[Start of Attachment]

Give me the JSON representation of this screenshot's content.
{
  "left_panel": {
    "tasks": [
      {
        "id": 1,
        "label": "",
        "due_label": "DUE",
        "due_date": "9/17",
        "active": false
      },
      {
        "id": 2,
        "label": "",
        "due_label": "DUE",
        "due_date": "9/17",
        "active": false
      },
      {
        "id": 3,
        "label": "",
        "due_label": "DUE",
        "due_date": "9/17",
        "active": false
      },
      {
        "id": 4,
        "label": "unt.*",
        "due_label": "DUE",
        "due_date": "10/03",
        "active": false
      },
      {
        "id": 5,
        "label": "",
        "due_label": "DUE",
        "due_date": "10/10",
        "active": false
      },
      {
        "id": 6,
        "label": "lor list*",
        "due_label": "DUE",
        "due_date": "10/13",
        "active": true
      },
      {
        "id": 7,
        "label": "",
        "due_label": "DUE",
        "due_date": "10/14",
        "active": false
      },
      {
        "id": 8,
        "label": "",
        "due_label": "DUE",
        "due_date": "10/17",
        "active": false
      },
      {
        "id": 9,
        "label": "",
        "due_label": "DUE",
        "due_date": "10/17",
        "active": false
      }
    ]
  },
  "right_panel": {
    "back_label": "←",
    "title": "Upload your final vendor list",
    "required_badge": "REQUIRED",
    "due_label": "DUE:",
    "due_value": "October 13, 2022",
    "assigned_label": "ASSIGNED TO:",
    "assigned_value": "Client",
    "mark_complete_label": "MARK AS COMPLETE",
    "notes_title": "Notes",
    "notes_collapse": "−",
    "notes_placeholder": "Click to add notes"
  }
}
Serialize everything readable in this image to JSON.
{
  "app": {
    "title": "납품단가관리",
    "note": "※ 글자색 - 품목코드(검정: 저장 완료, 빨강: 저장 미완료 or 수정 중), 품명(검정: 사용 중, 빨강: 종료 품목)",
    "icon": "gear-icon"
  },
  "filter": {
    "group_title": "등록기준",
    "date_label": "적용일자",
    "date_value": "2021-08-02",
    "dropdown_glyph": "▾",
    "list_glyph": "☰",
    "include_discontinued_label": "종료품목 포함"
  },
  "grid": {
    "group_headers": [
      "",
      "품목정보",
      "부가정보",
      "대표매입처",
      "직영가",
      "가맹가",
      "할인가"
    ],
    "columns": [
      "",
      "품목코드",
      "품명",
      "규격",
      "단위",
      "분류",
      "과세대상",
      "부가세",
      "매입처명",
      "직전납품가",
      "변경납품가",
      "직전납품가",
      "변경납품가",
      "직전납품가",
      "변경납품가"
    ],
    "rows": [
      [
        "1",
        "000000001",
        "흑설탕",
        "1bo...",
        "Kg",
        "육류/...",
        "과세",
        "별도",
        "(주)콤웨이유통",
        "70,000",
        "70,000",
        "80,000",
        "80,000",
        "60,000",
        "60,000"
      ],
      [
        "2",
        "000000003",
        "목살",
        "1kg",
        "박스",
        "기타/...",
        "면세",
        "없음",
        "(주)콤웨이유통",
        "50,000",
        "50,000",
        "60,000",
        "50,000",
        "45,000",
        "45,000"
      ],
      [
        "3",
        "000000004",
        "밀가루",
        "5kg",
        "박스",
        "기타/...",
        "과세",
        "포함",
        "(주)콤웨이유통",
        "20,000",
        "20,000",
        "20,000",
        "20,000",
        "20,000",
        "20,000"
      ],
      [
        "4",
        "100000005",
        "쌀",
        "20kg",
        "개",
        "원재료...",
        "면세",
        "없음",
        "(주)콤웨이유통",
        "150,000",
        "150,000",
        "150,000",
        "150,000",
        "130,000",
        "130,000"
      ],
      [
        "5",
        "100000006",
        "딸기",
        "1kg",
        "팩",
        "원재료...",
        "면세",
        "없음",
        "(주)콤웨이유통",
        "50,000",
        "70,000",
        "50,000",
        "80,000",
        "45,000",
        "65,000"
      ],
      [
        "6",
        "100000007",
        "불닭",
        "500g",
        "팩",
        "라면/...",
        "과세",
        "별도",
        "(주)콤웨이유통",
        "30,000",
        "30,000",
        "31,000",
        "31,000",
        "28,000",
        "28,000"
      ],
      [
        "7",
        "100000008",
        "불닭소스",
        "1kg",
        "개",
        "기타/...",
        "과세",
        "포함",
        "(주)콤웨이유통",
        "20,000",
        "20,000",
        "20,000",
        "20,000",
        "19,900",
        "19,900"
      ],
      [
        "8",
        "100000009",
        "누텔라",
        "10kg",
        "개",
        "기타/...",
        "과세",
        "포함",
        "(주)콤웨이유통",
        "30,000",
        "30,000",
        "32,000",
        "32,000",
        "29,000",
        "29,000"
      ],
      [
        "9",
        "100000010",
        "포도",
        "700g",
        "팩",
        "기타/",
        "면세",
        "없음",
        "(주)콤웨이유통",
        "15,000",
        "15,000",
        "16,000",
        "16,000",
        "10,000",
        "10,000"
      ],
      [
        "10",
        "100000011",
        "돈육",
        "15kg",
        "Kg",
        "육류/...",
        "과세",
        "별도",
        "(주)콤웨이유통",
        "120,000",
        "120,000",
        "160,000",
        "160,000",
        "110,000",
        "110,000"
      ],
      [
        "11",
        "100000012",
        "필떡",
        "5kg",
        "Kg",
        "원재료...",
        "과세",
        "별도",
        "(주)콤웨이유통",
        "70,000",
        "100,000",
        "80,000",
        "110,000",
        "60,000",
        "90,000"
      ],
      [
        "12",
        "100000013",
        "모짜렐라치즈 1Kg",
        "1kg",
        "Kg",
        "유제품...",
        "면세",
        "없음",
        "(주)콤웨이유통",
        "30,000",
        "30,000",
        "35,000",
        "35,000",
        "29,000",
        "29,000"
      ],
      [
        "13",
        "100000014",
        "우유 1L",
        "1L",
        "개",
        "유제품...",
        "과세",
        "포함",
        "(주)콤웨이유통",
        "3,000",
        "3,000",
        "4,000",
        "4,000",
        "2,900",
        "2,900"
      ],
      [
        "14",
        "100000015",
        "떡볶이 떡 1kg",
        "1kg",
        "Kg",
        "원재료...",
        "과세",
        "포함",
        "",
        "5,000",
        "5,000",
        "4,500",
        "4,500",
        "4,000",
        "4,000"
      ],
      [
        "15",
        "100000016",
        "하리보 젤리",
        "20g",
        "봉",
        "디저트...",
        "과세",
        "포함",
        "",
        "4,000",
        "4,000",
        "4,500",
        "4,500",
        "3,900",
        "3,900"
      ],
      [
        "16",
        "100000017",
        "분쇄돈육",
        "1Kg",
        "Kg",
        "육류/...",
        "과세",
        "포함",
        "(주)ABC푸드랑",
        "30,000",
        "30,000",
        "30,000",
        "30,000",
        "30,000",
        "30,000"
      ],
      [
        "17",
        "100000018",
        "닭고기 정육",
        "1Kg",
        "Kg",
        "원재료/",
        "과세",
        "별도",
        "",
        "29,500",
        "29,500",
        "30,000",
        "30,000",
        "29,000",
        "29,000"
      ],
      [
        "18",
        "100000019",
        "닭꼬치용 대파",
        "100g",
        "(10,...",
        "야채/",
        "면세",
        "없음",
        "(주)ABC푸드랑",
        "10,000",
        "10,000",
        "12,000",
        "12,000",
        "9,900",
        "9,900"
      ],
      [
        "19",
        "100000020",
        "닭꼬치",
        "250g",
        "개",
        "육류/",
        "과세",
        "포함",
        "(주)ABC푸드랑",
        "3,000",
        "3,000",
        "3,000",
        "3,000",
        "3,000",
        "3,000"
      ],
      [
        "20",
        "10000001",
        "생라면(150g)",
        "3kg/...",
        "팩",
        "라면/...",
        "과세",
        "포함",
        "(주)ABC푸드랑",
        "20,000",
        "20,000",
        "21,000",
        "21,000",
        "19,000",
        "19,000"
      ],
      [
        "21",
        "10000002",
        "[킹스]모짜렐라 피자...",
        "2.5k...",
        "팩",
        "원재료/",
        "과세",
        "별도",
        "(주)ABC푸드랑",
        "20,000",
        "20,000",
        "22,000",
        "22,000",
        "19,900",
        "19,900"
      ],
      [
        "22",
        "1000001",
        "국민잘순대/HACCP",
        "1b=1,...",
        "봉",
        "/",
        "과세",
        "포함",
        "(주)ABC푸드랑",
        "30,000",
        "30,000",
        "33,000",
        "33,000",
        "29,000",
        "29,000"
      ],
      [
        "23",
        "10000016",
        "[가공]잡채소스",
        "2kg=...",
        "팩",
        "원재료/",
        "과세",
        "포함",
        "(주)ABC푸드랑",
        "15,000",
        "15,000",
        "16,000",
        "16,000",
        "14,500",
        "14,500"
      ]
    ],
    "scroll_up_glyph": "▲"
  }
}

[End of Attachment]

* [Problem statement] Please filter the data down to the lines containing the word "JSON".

* [Exercise output]
Give me the JSON representation of this screenshot's content.
Serialize everything readable in this image to JSON.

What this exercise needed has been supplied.